>>>

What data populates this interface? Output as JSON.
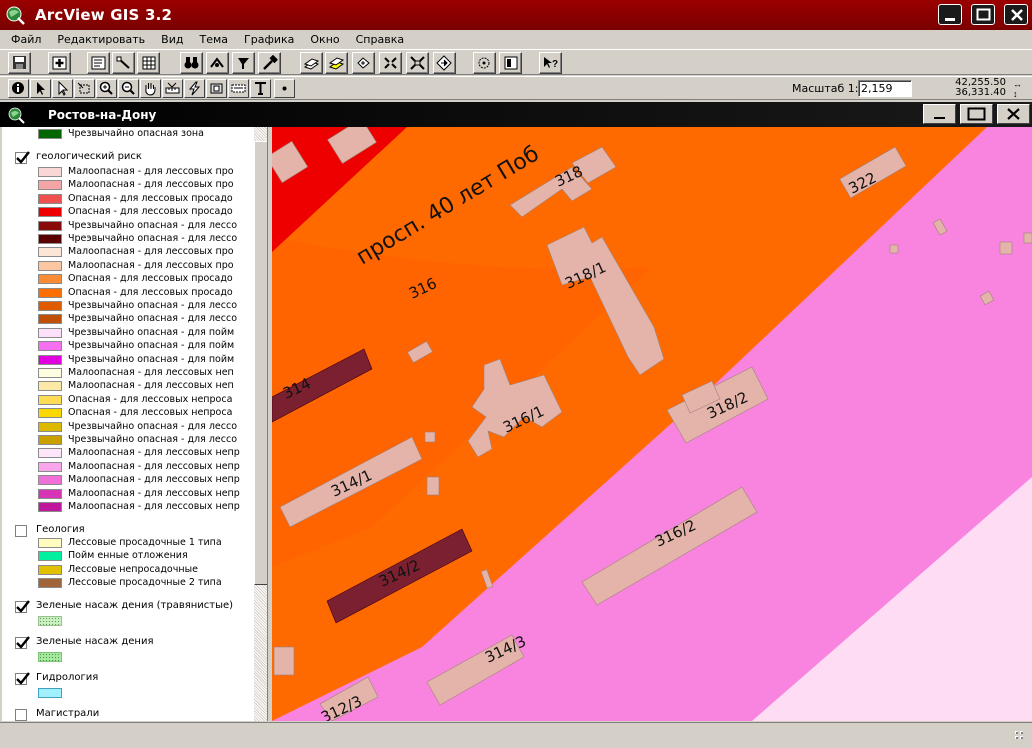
{
  "app": {
    "title": "ArcView GIS 3.2"
  },
  "menu": {
    "items": [
      "Файл",
      "Редактировать",
      "Вид",
      "Тема",
      "Графика",
      "Окно",
      "Справка"
    ]
  },
  "scale": {
    "label": "Масштаб  1:",
    "value": "2,159"
  },
  "coords": {
    "x": "42,255.50",
    "y": "36,331.40"
  },
  "view": {
    "title": "Ростов-на-Дону"
  },
  "legend": {
    "top_item": {
      "label": "Чрезвычайно опасная зона",
      "color": "#006600"
    },
    "risk": {
      "title": "геологический риск",
      "checked": true,
      "classes": [
        {
          "label": "Малоопасная - для лессовых про",
          "color": "#f9d7d7"
        },
        {
          "label": "Малоопасная - для лессовых про",
          "color": "#f4a6a6"
        },
        {
          "label": "Опасная - для лессовых просадо",
          "color": "#f05050"
        },
        {
          "label": "Опасная - для лессовых просадо",
          "color": "#ee0000"
        },
        {
          "label": "Чрезвычайно опасная - для лессо",
          "color": "#8a0a0a"
        },
        {
          "label": "Чреэвычайно опасная - для лессо",
          "color": "#5a0000"
        },
        {
          "label": "Малоопасная - для лессовых про",
          "color": "#fde6d6"
        },
        {
          "label": "Малоопасная - для лессовых про",
          "color": "#fbc6a0"
        },
        {
          "label": "Опасная - для лессовых просадо",
          "color": "#f98c34"
        },
        {
          "label": "Опасная - для лессовых просадо",
          "color": "#ff6f00"
        },
        {
          "label": "Чрезвычайно опасная - для лессо",
          "color": "#e05a00"
        },
        {
          "label": "Чрезвычайно опасная - для лессо",
          "color": "#c05008"
        },
        {
          "label": "Чрезвычайно опасная - для пойм",
          "color": "#fde0fa"
        },
        {
          "label": "Чрезвычайно опасная - для пойм",
          "color": "#f470f0"
        },
        {
          "label": "Чрезвычайно опасная - для пойм",
          "color": "#e000e0"
        },
        {
          "label": "Малоопасная - для лессовых неп",
          "color": "#fffde0"
        },
        {
          "label": "Малоопасная - для лессовых неп",
          "color": "#fde9a6"
        },
        {
          "label": "Опасная - для лессовых непроса",
          "color": "#fddc55"
        },
        {
          "label": "Опасная - для лессовых непроса",
          "color": "#fad800"
        },
        {
          "label": "Чрезвычайно опасная - для лессо",
          "color": "#dcb800"
        },
        {
          "label": "Чрезвычайно опасная - для лессо",
          "color": "#c8a000"
        },
        {
          "label": "Малоопасная - для лессовых непр",
          "color": "#fde6fa"
        },
        {
          "label": "Малоопасная - для лессовых непр",
          "color": "#f9a6ec"
        },
        {
          "label": "Малоопасная - для лессовых непр",
          "color": "#f070d8"
        },
        {
          "label": "Малоопасная - для лессовых непр",
          "color": "#d834b8"
        },
        {
          "label": "Малоопасная - для лессовых непр",
          "color": "#c0189c"
        }
      ]
    },
    "geology": {
      "title": "Геология",
      "checked": false,
      "classes": [
        {
          "label": "Лессовые просадочные 1 типа",
          "color": "#fffcc0"
        },
        {
          "label": "Пойм енные отложения",
          "color": "#00f0a0"
        },
        {
          "label": "Лессовые непросадочные",
          "color": "#e0c000"
        },
        {
          "label": "Лессовые просадочные 2 типа",
          "color": "#a0663a"
        }
      ]
    },
    "green_grass": {
      "title": "Зеленые насаж дения (травянистые)",
      "checked": true,
      "color": "#c8f0c0"
    },
    "green": {
      "title": "Зеленые насаж дения",
      "checked": true,
      "color": "#a8e8a0"
    },
    "hydro": {
      "title": "Гидрология",
      "checked": true,
      "color": "#a0f0ff"
    },
    "roads": {
      "title": "Магистрали",
      "checked": false
    }
  },
  "map": {
    "street_label": "просп. 40 лет Поб",
    "building_labels": [
      "318",
      "322",
      "316",
      "318/1",
      "314",
      "316/1",
      "318/2",
      "314/1",
      "316/2",
      "314/2",
      "314/3",
      "312/3"
    ],
    "colors": {
      "orange_zone": "#ff6a00",
      "pink_zone": "#f984e0",
      "light_pink_zone": "#fddcf4",
      "red_zone": "#ee0000",
      "building": "#e4b4aa",
      "building_dark": "#7a2030"
    }
  }
}
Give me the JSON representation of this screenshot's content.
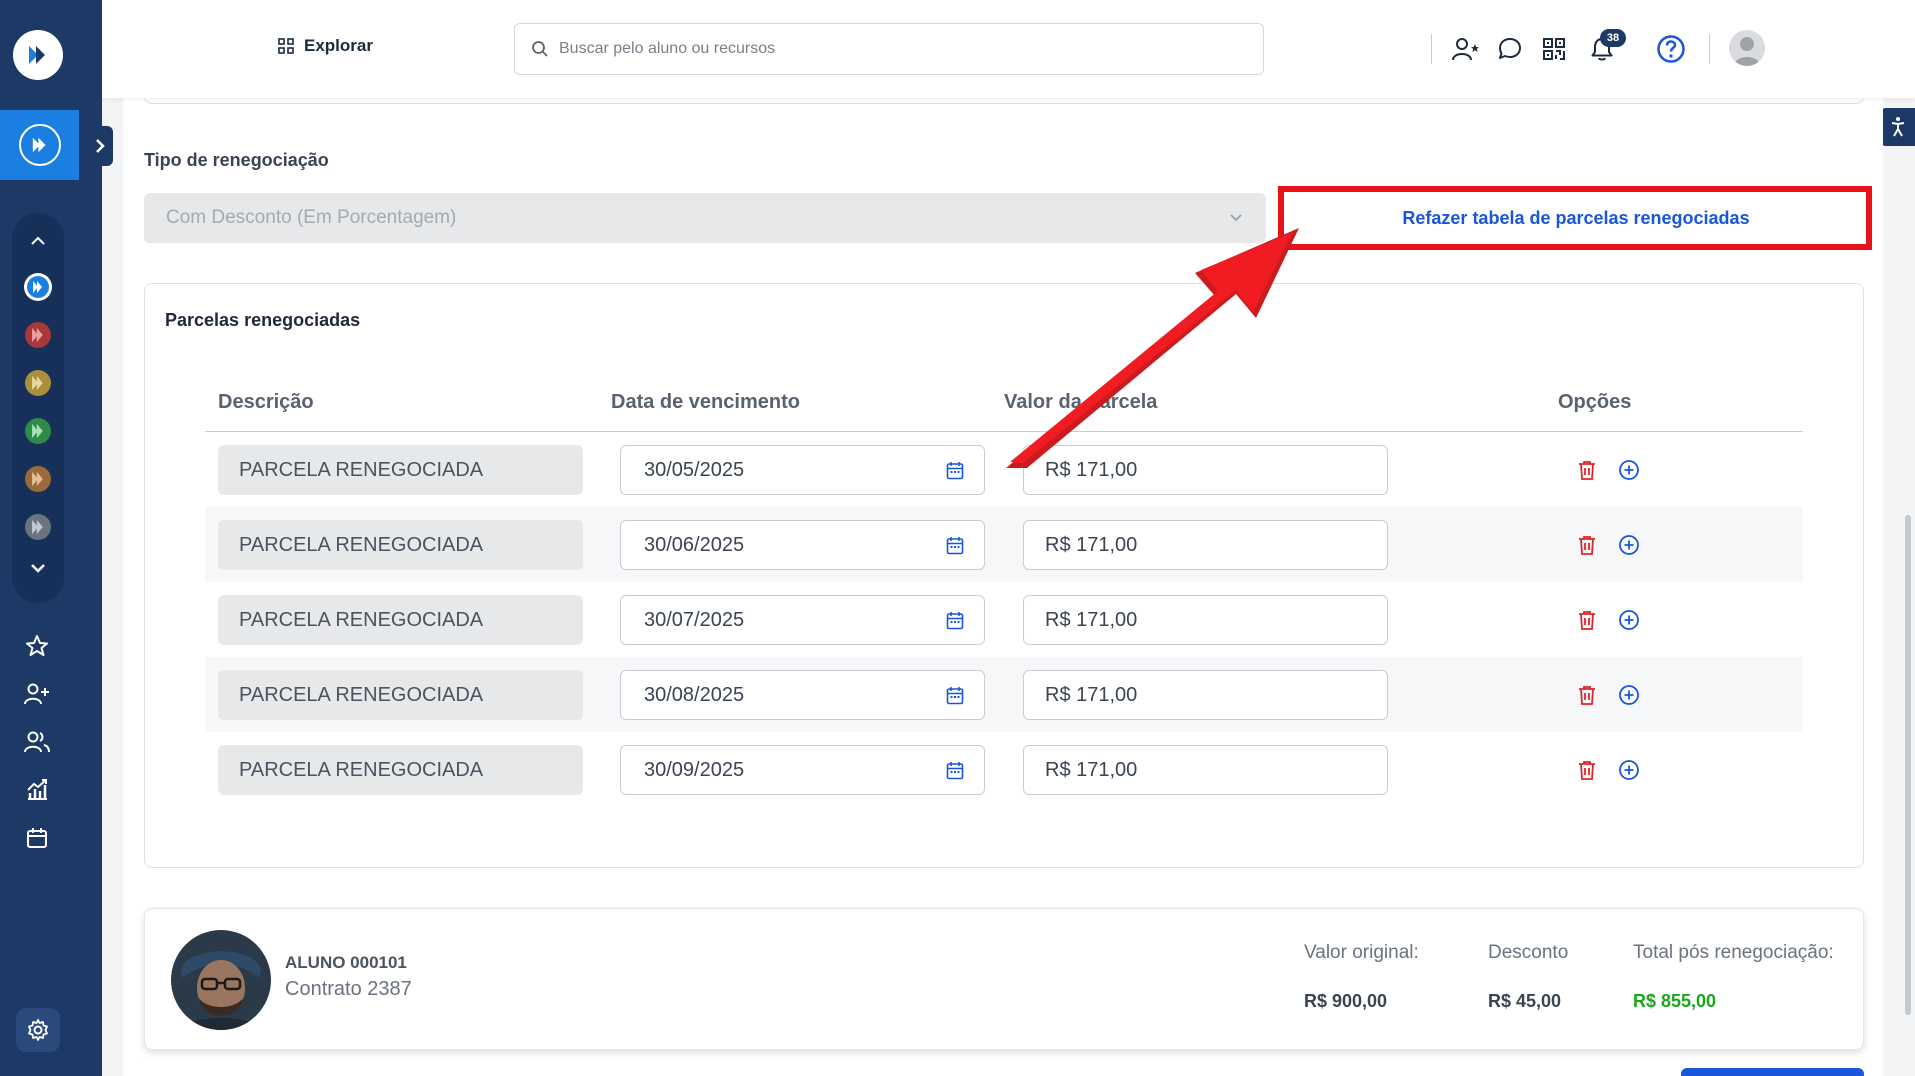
{
  "topbar": {
    "explore_label": "Explorar",
    "search_placeholder": "Buscar pelo aluno ou recursos",
    "notification_count": "38"
  },
  "form": {
    "tipo_label": "Tipo de renegociação",
    "tipo_value": "Com Desconto (Em Porcentagem)",
    "redo_button_label": "Refazer tabela de parcelas renegociadas"
  },
  "parcelas": {
    "title": "Parcelas renegociadas",
    "headers": {
      "descricao": "Descrição",
      "data": "Data de vencimento",
      "valor": "Valor da parcela",
      "opcoes": "Opções"
    },
    "rows": [
      {
        "descricao": "PARCELA RENEGOCIADA",
        "data": "30/05/2025",
        "valor": "R$ 171,00"
      },
      {
        "descricao": "PARCELA RENEGOCIADA",
        "data": "30/06/2025",
        "valor": "R$ 171,00"
      },
      {
        "descricao": "PARCELA RENEGOCIADA",
        "data": "30/07/2025",
        "valor": "R$ 171,00"
      },
      {
        "descricao": "PARCELA RENEGOCIADA",
        "data": "30/08/2025",
        "valor": "R$ 171,00"
      },
      {
        "descricao": "PARCELA RENEGOCIADA",
        "data": "30/09/2025",
        "valor": "R$ 171,00"
      }
    ]
  },
  "summary": {
    "student_name": "ALUNO 000101",
    "contract": "Contrato 2387",
    "original_label": "Valor original:",
    "original_value": "R$ 900,00",
    "discount_label": "Desconto",
    "discount_value": "R$ 45,00",
    "total_label": "Total pós renegociação:",
    "total_value": "R$ 855,00"
  },
  "colors": {
    "sidebar": "#1d3a66",
    "accent_blue": "#1a56db",
    "highlight_red": "#e8121a",
    "total_green": "#18a81a",
    "trash_red": "#e0242a"
  },
  "icons": {
    "sidebar": [
      "app-logo-icon",
      "star-icon",
      "user-plus-icon",
      "users-icon",
      "chart-icon",
      "calendar-icon",
      "gear-icon"
    ],
    "topbar": [
      "grid-icon",
      "search-icon",
      "user-star-icon",
      "chat-icon",
      "qr-code-icon",
      "bell-icon",
      "help-icon"
    ],
    "row_options": [
      "trash-icon",
      "plus-circle-icon"
    ]
  }
}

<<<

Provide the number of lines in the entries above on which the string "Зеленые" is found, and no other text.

2